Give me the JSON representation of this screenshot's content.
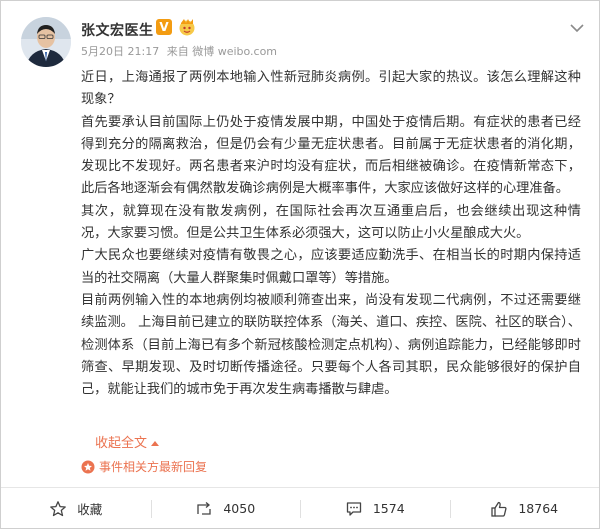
{
  "user": {
    "name": "张文宏医生",
    "vip_badge": "V"
  },
  "meta": {
    "time": "5月20日 21:17",
    "source": "来自 微博 weibo.com"
  },
  "post": {
    "paragraphs": [
      "近日，上海通报了两例本地输入性新冠肺炎病例。引起大家的热议。该怎么理解这种现象？",
      "首先要承认目前国际上仍处于疫情发展中期，中国处于疫情后期。有症状的患者已经得到充分的隔离救治，但是仍会有少量无症状患者。目前属于无症状患者的消化期，发现比不发现好。两名患者来沪时均没有症状，而后相继被确诊。在疫情新常态下，此后各地逐渐会有偶然散发确诊病例是大概率事件，大家应该做好这样的心理准备。",
      "其次，就算现在没有散发病例，在国际社会再次互通重启后，也会继续出现这种情况，大家要习惯。但是公共卫生体系必须强大，这可以防止小火星酿成大火。",
      "广大民众也要继续对疫情有敬畏之心，应该要适应勤洗手、在相当长的时期内保持适当的社交隔离（大量人群聚集时佩戴口罩等）等措施。",
      "目前两例输入性的本地病例均被顺利筛查出来，尚没有发现二代病例，不过还需要继续监测。 上海目前已建立的联防联控体系（海关、道口、疾控、医院、社区的联合）、检测体系（目前上海已有多个新冠核酸检测定点机构）、病例追踪能力，已经能够即时筛查、早期发现、及时切断传播途径。只要每个人各司其职，民众能够很好的保护自己，就能让我们的城市免于再次发生病毒播散与肆虐。"
    ],
    "collapse_label": "收起全文",
    "related_label": "事件相关方最新回复"
  },
  "actions": {
    "favorite_label": "收藏",
    "repost_count": "4050",
    "comment_count": "1574",
    "like_count": "18764"
  },
  "colors": {
    "accent": "#eb7350",
    "vip": "#f39c12",
    "meta_text": "#999999"
  },
  "icons": [
    "avatar",
    "vip-badge-icon",
    "fan-badge-icon",
    "chevron-down-icon",
    "related-event-icon",
    "star-icon",
    "repost-icon",
    "comment-icon",
    "thumbs-up-icon"
  ]
}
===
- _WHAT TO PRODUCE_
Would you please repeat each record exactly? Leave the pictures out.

- _RESPONSE BELOW_
Give me the JSON representation of this screenshot's content.
{
  "user": {
    "name": "张文宏医生",
    "vip_badge": "V"
  },
  "meta": {
    "time": "5月20日 21:17",
    "source": "来自 微博 weibo.com"
  },
  "post": {
    "paragraphs": [
      "近日，上海通报了两例本地输入性新冠肺炎病例。引起大家的热议。该怎么理解这种现象？",
      "首先要承认目前国际上仍处于疫情发展中期，中国处于疫情后期。有症状的患者已经得到充分的隔离救治，但是仍会有少量无症状患者。目前属于无症状患者的消化期，发现比不发现好。两名患者来沪时均没有症状，而后相继被确诊。在疫情新常态下，此后各地逐渐会有偶然散发确诊病例是大概率事件，大家应该做好这样的心理准备。",
      "其次，就算现在没有散发病例，在国际社会再次互通重启后，也会继续出现这种情况，大家要习惯。但是公共卫生体系必须强大，这可以防止小火星酿成大火。",
      "广大民众也要继续对疫情有敬畏之心，应该要适应勤洗手、在相当长的时期内保持适当的社交隔离（大量人群聚集时佩戴口罩等）等措施。",
      "目前两例输入性的本地病例均被顺利筛查出来，尚没有发现二代病例，不过还需要继续监测。 上海目前已建立的联防联控体系（海关、道口、疾控、医院、社区的联合）、检测体系（目前上海已有多个新冠核酸检测定点机构）、病例追踪能力，已经能够即时筛查、早期发现、及时切断传播途径。只要每个人各司其职，民众能够很好的保护自己，就能让我们的城市免于再次发生病毒播散与肆虐。"
    ],
    "collapse_label": "收起全文",
    "related_label": "事件相关方最新回复"
  },
  "actions": {
    "favorite_label": "收藏",
    "repost_count": "4050",
    "comment_count": "1574",
    "like_count": "18764"
  },
  "colors": {
    "accent": "#eb7350",
    "vip": "#f39c12",
    "meta_text": "#999999"
  },
  "icons": [
    "avatar",
    "vip-badge-icon",
    "fan-badge-icon",
    "chevron-down-icon",
    "related-event-icon",
    "star-icon",
    "repost-icon",
    "comment-icon",
    "thumbs-up-icon"
  ]
}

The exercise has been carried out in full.